All lines of the records below that contain the word "ADOBE" must be listed.

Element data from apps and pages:

== Segment start ==

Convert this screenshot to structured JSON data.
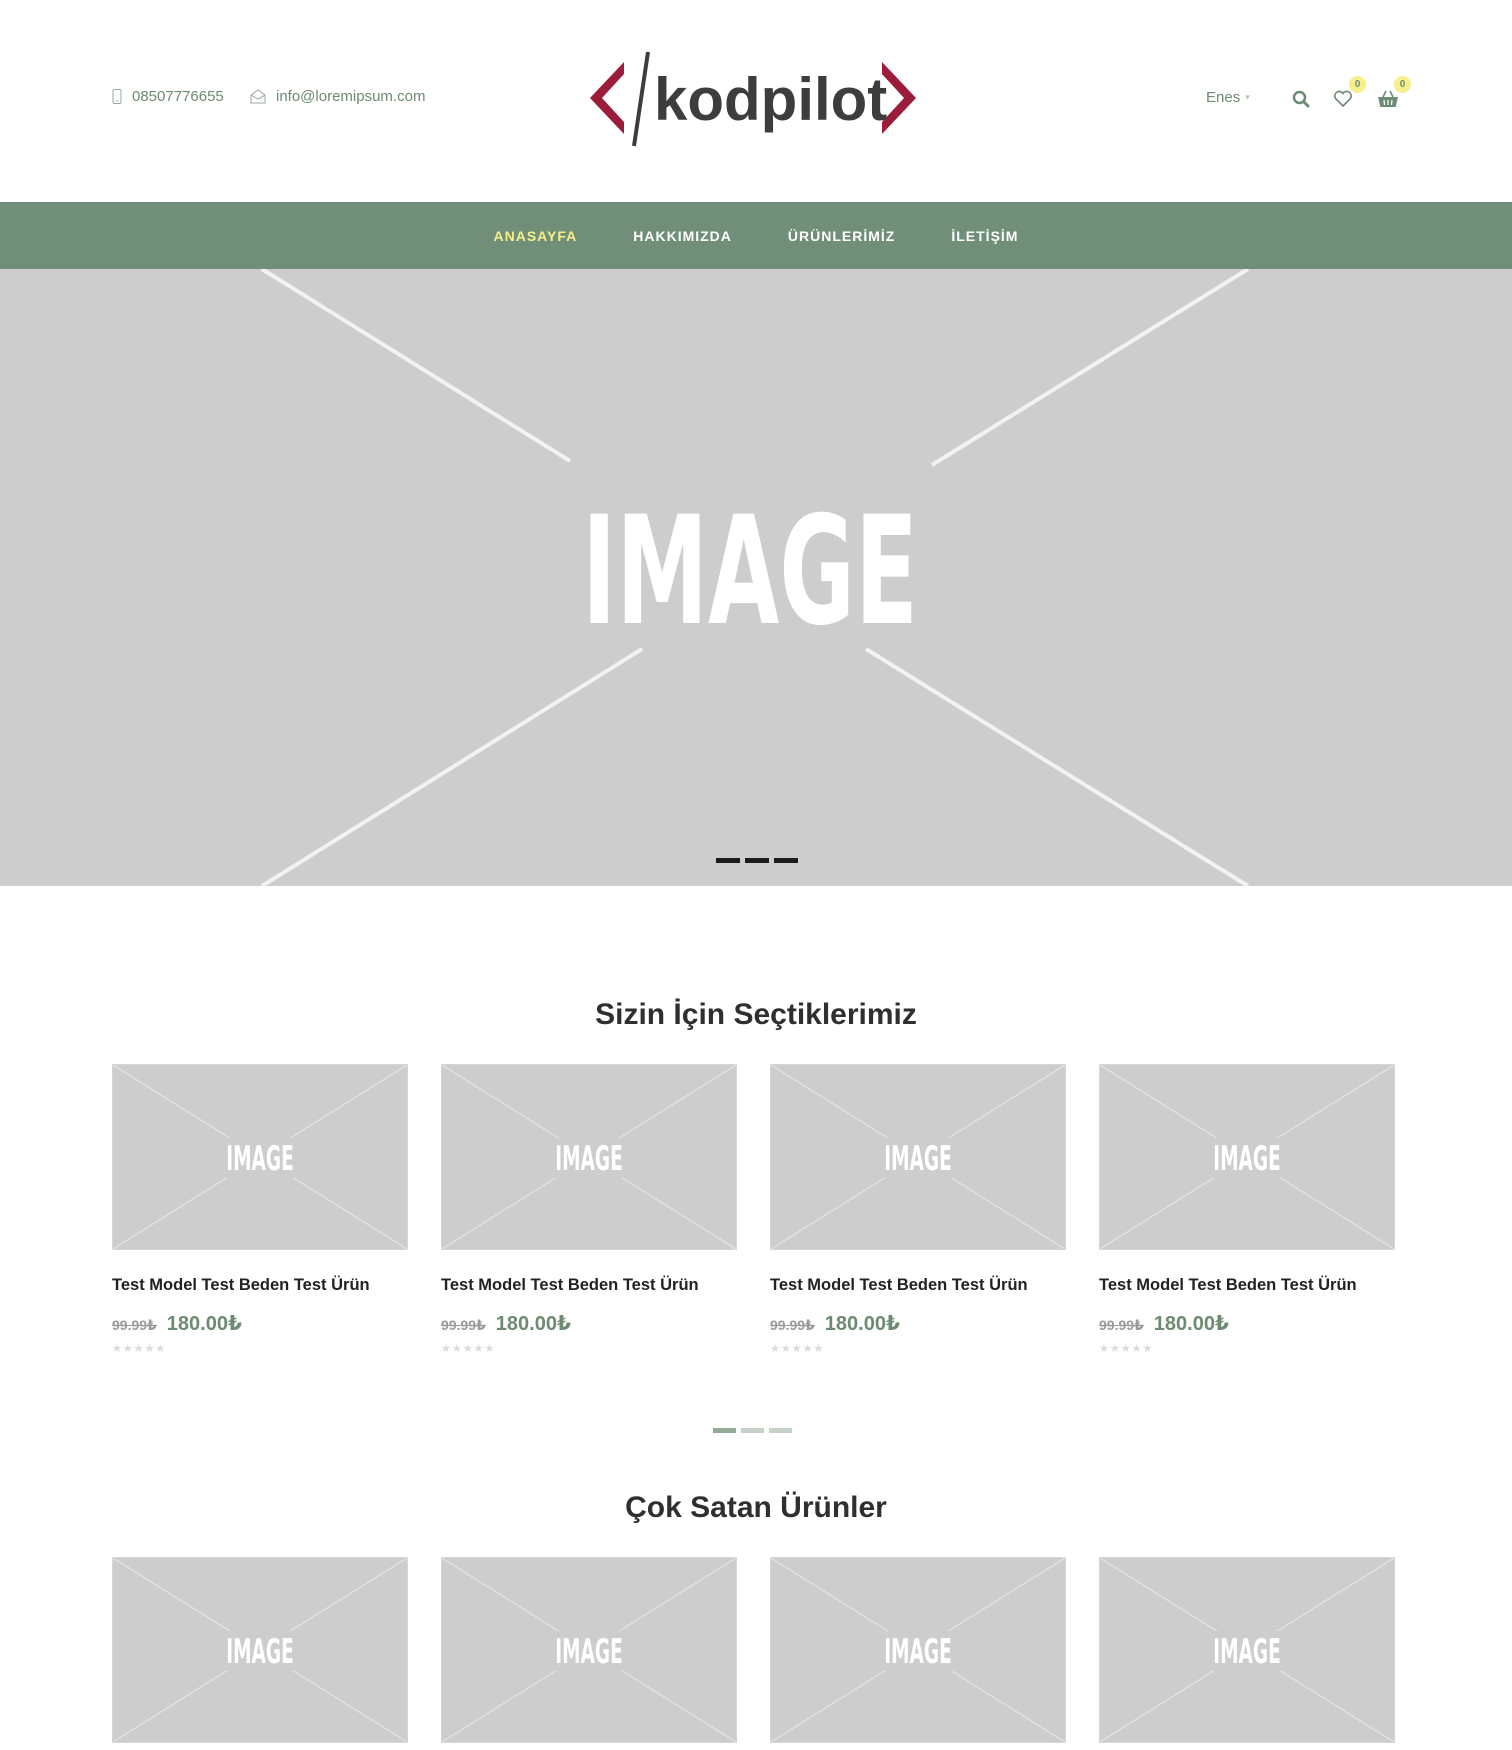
{
  "header": {
    "phone": "08507776655",
    "email": "info@loremipsum.com",
    "logo_text": "kodpilot",
    "user_name": "Enes",
    "wishlist_count": "0",
    "cart_count": "0"
  },
  "nav": {
    "items": [
      {
        "label": "ANASAYFA",
        "active": true
      },
      {
        "label": "HAKKIMIZDA",
        "active": false
      },
      {
        "label": "ÜRÜNLERİMİZ",
        "active": false
      },
      {
        "label": "İLETİŞİM",
        "active": false
      }
    ]
  },
  "hero": {
    "placeholder_text": "IMAGE",
    "slide_count": 3
  },
  "sections": [
    {
      "title": "Sizin İçin Seçtiklerimiz",
      "products": [
        {
          "image_text": "IMAGE",
          "name": "Test Model Test Beden Test Ürün",
          "old_price": "99.99₺",
          "price": "180.00₺"
        },
        {
          "image_text": "IMAGE",
          "name": "Test Model Test Beden Test Ürün",
          "old_price": "99.99₺",
          "price": "180.00₺"
        },
        {
          "image_text": "IMAGE",
          "name": "Test Model Test Beden Test Ürün",
          "old_price": "99.99₺",
          "price": "180.00₺"
        },
        {
          "image_text": "IMAGE",
          "name": "Test Model Test Beden Test Ürün",
          "old_price": "99.99₺",
          "price": "180.00₺"
        }
      ]
    },
    {
      "title": "Çok Satan Ürünler",
      "products": [
        {
          "image_text": "IMAGE"
        },
        {
          "image_text": "IMAGE"
        },
        {
          "image_text": "IMAGE"
        },
        {
          "image_text": "IMAGE"
        }
      ]
    }
  ],
  "colors": {
    "brand_green": "#718f78",
    "accent_yellow": "#f6f08c",
    "logo_red": "#9c1d3a",
    "logo_dark": "#3d3d3d",
    "placeholder_gray": "#cecdce"
  },
  "icons": {
    "phone": "phone-icon",
    "email": "mail-icon",
    "search": "search-icon",
    "wishlist": "heart-icon",
    "cart": "basket-icon",
    "user_caret": "chevron-down-icon",
    "rating": "star-icon"
  }
}
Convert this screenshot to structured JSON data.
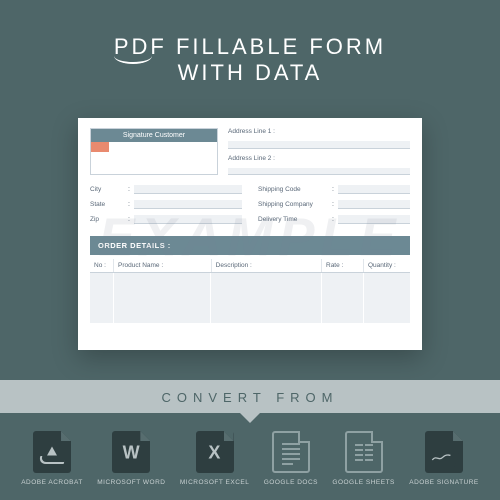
{
  "title": {
    "line1": "PDF FILLABLE FORM",
    "line2": "WITH DATA"
  },
  "watermark": "EXAMPLE",
  "form": {
    "signature_label": "Signature Customer",
    "address1_label": "Address Line 1 :",
    "address2_label": "Address Line 2 :",
    "left_fields": [
      {
        "label": "City"
      },
      {
        "label": "State"
      },
      {
        "label": "Zip"
      }
    ],
    "right_fields": [
      {
        "label": "Shipping Code"
      },
      {
        "label": "Shipping Company"
      },
      {
        "label": "Delivery Time"
      }
    ],
    "order_header": "ORDER DETAILS :",
    "columns": {
      "no": "No :",
      "product": "Product Name :",
      "description": "Description :",
      "rate": "Rate :",
      "quantity": "Quantity :"
    }
  },
  "convert_label": "CONVERT FROM",
  "apps": [
    {
      "name": "ADOBE ACROBAT"
    },
    {
      "name": "MICROSOFT WORD"
    },
    {
      "name": "MICROSOFT EXCEL"
    },
    {
      "name": "GOOGLE DOCS"
    },
    {
      "name": "GOOGLE SHEETS"
    },
    {
      "name": "ADOBE SIGNATURE"
    }
  ]
}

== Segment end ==

# RESPONSE TO THIS TASK
      "name": "ADOBE ACROBAT"
      "name": "ADOBE SIGNATURE"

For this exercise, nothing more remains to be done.